Your instructions: Which lines of the entries hold the string "documento"? Copy each one.

Task input:
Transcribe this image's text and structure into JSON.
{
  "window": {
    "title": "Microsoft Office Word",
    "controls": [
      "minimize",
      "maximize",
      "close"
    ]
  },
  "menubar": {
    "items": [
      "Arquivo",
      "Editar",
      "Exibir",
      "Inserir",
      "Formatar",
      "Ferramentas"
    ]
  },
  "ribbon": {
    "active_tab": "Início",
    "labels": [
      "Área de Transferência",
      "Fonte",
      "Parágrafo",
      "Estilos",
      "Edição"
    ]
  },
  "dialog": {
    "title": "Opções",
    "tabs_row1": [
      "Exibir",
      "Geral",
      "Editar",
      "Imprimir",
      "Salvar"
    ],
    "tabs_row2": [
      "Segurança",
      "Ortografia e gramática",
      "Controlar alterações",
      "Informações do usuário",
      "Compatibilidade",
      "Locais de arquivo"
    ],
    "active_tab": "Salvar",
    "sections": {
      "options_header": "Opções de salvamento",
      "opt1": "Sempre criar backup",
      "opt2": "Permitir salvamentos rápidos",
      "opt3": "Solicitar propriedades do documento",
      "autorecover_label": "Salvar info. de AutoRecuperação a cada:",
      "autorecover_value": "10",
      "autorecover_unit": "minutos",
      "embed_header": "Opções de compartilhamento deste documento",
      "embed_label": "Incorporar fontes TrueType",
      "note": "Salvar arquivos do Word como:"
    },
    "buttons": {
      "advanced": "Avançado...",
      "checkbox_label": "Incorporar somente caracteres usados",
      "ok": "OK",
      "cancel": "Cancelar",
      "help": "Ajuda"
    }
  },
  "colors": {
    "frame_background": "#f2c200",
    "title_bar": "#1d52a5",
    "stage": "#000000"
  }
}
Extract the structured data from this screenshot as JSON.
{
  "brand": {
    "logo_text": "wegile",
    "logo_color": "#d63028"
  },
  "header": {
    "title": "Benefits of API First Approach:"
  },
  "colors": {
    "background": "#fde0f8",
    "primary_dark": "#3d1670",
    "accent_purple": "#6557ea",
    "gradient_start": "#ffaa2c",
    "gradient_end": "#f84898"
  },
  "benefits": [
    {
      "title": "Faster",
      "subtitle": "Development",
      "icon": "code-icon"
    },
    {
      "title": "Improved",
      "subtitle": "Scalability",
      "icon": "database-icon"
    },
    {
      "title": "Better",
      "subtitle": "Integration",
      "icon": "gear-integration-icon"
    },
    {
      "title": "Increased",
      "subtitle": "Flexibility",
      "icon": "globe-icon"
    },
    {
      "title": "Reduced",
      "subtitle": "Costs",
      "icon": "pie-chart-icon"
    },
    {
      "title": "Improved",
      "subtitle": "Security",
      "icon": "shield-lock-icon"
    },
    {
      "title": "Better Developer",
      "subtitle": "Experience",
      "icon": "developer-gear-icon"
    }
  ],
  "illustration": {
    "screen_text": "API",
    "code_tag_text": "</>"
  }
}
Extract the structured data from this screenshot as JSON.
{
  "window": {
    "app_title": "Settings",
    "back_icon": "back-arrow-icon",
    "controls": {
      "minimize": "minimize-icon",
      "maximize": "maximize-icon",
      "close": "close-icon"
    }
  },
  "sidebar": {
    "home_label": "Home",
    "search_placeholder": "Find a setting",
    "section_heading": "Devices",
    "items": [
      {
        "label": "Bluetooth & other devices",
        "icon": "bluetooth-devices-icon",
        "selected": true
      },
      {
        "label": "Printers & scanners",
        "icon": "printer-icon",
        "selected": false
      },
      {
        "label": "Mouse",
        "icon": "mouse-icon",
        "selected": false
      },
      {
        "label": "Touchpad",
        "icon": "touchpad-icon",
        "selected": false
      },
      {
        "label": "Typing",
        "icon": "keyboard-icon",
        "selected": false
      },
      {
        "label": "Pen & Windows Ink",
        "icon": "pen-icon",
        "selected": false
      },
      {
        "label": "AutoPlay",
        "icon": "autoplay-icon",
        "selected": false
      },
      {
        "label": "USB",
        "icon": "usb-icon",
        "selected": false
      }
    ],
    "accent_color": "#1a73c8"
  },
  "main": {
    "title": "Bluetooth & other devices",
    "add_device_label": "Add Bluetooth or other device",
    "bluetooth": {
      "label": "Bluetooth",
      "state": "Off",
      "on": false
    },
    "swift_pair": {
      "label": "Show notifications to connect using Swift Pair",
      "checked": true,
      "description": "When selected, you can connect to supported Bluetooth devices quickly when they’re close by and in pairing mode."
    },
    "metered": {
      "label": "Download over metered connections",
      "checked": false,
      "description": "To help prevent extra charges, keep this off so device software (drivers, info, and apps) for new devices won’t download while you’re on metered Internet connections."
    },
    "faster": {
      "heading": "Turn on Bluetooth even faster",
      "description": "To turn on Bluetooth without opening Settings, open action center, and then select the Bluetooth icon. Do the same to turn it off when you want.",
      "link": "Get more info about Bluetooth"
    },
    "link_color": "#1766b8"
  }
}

Result of the task:
      "opt3": "Solicitar propriedades do documento",
      "embed_header": "Opções de compartilhamento deste documento",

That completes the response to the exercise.